DATASET RECORDS:
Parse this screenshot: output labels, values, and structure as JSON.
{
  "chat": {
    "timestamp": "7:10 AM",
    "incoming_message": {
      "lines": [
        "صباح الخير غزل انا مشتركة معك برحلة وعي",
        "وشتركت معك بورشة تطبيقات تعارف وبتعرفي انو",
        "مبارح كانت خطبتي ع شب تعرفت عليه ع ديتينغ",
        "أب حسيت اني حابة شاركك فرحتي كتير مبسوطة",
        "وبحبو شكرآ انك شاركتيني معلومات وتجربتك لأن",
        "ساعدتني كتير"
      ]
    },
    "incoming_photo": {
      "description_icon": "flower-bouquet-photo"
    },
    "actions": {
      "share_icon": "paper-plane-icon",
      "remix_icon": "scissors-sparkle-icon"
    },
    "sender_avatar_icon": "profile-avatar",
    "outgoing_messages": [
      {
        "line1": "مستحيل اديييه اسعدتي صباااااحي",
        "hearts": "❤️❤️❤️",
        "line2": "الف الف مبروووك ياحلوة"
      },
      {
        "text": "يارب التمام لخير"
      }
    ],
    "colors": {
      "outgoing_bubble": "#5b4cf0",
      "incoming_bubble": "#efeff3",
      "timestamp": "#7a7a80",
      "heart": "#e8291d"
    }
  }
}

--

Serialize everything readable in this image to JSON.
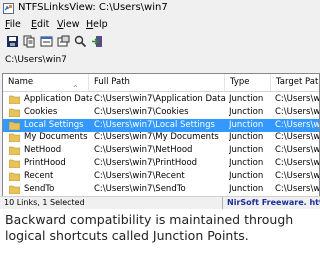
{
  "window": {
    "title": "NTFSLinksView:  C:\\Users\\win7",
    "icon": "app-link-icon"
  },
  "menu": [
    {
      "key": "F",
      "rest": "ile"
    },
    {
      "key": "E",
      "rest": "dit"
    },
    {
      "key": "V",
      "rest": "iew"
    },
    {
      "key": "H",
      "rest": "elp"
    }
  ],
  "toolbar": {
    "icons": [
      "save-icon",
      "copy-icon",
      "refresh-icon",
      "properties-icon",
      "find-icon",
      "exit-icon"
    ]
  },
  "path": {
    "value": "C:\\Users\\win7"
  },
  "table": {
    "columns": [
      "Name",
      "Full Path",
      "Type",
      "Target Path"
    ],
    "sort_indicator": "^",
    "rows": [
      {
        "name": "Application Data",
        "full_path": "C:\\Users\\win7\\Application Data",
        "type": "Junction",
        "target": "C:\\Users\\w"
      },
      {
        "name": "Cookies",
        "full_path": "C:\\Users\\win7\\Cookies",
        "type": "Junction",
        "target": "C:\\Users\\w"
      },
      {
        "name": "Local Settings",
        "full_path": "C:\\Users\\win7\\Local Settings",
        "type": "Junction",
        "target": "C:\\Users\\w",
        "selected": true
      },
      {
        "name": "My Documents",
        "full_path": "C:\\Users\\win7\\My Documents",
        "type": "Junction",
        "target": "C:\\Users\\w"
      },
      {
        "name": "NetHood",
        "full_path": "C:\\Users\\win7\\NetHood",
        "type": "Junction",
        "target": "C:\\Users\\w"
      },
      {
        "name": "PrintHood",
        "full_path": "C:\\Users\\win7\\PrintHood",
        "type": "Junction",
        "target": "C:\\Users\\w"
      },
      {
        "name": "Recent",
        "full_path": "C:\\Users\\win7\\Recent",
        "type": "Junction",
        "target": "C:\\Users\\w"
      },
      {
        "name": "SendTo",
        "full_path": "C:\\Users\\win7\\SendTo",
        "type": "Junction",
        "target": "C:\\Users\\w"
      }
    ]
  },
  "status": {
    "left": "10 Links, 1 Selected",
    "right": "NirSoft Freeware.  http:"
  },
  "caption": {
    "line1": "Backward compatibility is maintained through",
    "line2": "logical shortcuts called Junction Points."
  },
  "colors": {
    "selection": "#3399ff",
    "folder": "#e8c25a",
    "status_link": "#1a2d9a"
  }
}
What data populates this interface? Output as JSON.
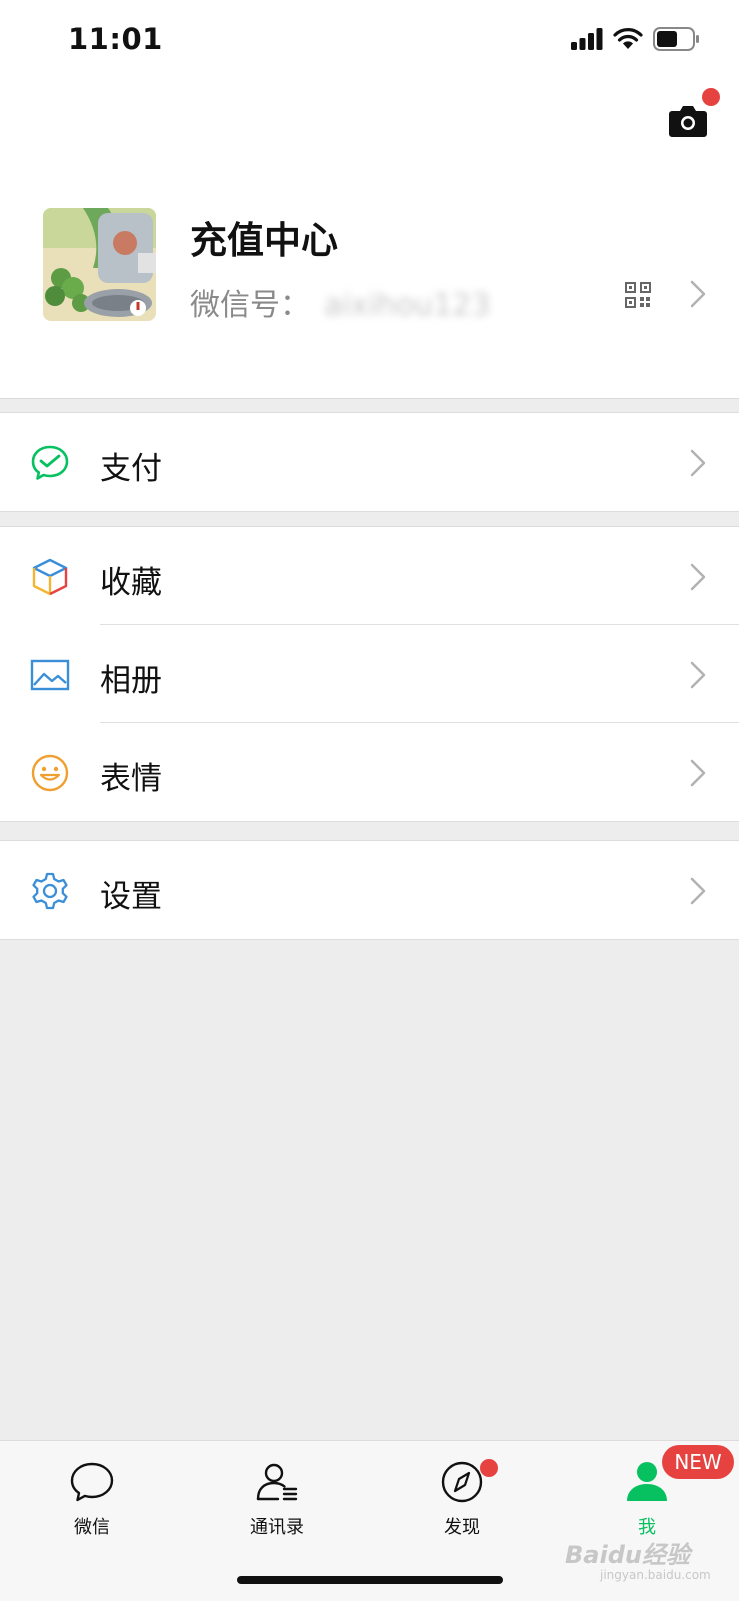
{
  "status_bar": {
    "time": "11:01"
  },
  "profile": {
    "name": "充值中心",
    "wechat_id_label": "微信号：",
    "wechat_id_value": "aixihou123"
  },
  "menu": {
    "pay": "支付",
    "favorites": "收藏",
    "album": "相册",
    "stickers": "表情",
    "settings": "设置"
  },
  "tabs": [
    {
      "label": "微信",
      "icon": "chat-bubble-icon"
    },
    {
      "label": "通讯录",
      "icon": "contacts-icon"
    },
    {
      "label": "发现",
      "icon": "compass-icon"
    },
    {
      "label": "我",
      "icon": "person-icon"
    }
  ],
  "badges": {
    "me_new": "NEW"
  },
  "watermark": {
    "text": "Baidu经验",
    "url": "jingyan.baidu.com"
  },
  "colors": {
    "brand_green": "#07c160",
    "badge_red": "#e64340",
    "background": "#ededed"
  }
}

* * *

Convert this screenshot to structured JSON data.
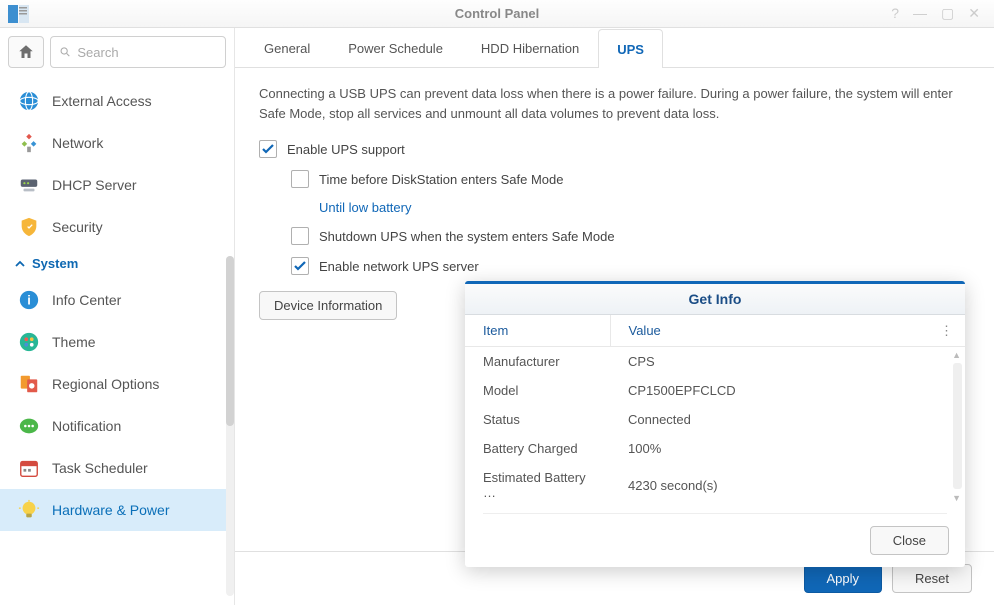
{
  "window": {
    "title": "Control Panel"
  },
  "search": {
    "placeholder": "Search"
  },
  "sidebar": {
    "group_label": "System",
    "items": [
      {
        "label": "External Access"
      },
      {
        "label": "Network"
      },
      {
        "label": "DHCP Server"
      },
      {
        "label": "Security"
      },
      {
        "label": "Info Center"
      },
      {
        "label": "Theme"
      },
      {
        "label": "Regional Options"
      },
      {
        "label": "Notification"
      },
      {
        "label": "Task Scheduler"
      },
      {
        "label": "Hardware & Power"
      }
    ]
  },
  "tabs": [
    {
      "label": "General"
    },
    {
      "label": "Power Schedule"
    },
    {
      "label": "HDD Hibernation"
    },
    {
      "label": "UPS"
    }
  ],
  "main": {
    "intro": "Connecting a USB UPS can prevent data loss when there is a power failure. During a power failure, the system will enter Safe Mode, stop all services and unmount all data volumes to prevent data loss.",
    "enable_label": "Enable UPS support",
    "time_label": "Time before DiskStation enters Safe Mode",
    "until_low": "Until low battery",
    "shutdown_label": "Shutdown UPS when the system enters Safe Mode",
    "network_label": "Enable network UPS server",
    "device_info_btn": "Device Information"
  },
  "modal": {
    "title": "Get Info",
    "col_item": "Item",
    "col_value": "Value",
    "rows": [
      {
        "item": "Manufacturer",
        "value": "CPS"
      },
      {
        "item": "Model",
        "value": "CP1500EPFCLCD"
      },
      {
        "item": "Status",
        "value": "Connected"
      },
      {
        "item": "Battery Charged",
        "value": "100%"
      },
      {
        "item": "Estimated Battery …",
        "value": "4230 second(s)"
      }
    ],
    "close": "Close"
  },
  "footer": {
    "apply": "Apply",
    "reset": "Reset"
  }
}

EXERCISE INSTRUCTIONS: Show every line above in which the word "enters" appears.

SOLUTION FOR THIS TASK:
    "time_label": "Time before DiskStation enters Safe Mode",
    "shutdown_label": "Shutdown UPS when the system enters Safe Mode",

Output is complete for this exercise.